    I work and recreate in the Kosciuszko NP and I have seen the damage done to our high altitude ecosystems by horses for many years. There are so many horses in the Australian Alps (up to nearly 20,000) and they are detroying bogs, fens, riverbanks, spreading weeds, compacting soils and eating the wildflowers.
    National Parks exist for all people to have access to wild ecosystems and so that they are protected for future generations to enjoy. Surley there are enough horses in the world so that they do not have to exist in the Australian Alps as well? There are multiple species of plants and animals (many of them threatened) in the Australian Alps that are having their habitats destroyed by horses. (The science has been done).
    Do we really want our high altitude parks to look like horse paddocks or would we all rather have fields of wildflowers and healthy sphagnum bogs and pristine high altitude streams when we visit these parks? We have a choice, but we had better make it soon because if we do not remove horses from the high plains, there will be very little in the way of diverse beautiful alpine ecology left to protect.
    The only argument the horse minority pressure group for keeping wild horses on the high plains is our short (200 yrs) European heritage and the use of horses to round up hard hoofed animals. Surely 40,000+ years of Aboriginal use in these parks has more levergae than that?
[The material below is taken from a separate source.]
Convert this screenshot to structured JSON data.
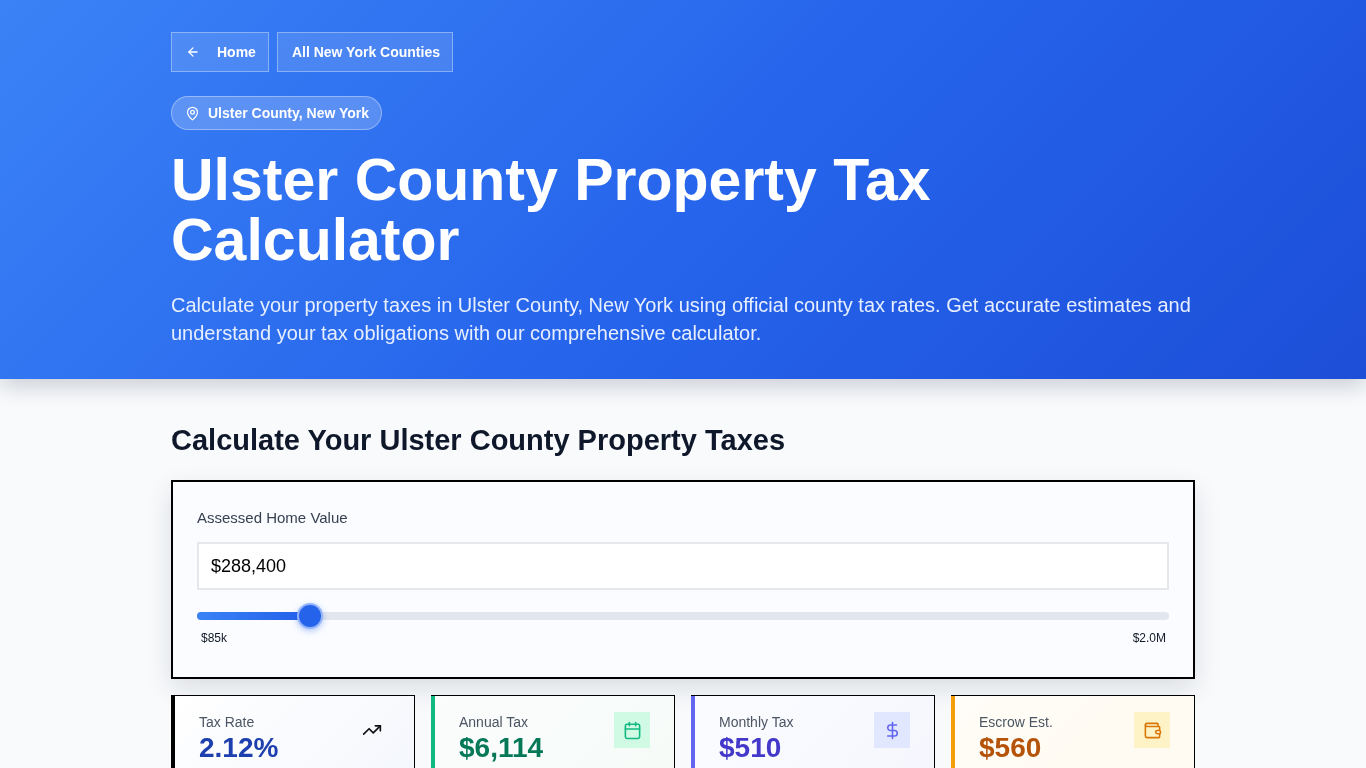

    • Quite agree, dogs also had a major role in enabling and maintaining the establishment of grazing across Australia esp the alpine areas. Without the dogs stock could not be moved anywhere. the pro-horse lobby do not seem to mention this or advocate their protection.
      I have roamed NSW,ACT and Vic Alps for many years, it is obvious to me that wild horses are increasing quite a bit over the last 10 years and I see them at higher altitudes, above tree lines.
      Bob Salijevic

    • Liz,
      do you not think the ecosystem has changed? even when the aborigines used it ? it is not a static system, its dynamic, the horses are now a part of the system. We need to manage the numbers thats all.
      The aborigines don’t use the Parks as they did 40,000 years ago. No Brumby group or cattle group, has supported grazing above the snow line.

  14. Hi Richard,

    I think ecosystems are always changing, they must to stay dynamic and healthy. I am an ecologist by profession. The issue I struggle with is the capacity of high altitude landscapes to deal with 1000′s of wild horses trampling short subalpine herbfields and yes, these have been changed for the worse since I have been working in the Alps over 25 years. Sphagnum bogs and subalpine herbfields are some of the most diverse and beautiful ecotypes I have ever seen when not grazed and trampled by hard hoofed animals. It breaks my heart to see the damage done to these systems and that these places cannot muster (ha ha) as much love and connection as wild horses. What I say is that we only have Australian high altitude ecological communities in a very small area of Australia and yet horses occur in nearly every country in the world; why do we protect the horse over these very rare and beautiful systems?
    If we really have to have wild horses in the Australian Alps (for whatever emotional reason), we must have a lot less that we do now. Something has to be resolved so we can remove or cull these horses to a number where the damage that is done on the high plains is acceptable in ecological terms. The fact is that if we do not start to control the numbers of these wild horses in the Australian Alps we are going to lose (and I would argue we already have) ecosytems that cannot be restored to their diverse and wild beauty. Ecosystems that are in national parks and that were gazetted to be protected. They were not created to protect wild horses.

  15. Pingback: A great hue and cry | horsesfordiscourses

Leave a Reply

Fill in your details below or click an icon to log in:

WordPress.com Logo

You are commenting using your WordPress.com account. Log Out / Change )

Twitter picture

You are commenting using your Twitter account. Log Out / Change )

Facebook photo

You are commenting using your Facebook account. Log Out / Change )

Google+ photo

You are commenting using your Google+ account. Log Out / Change )

Connecting to %s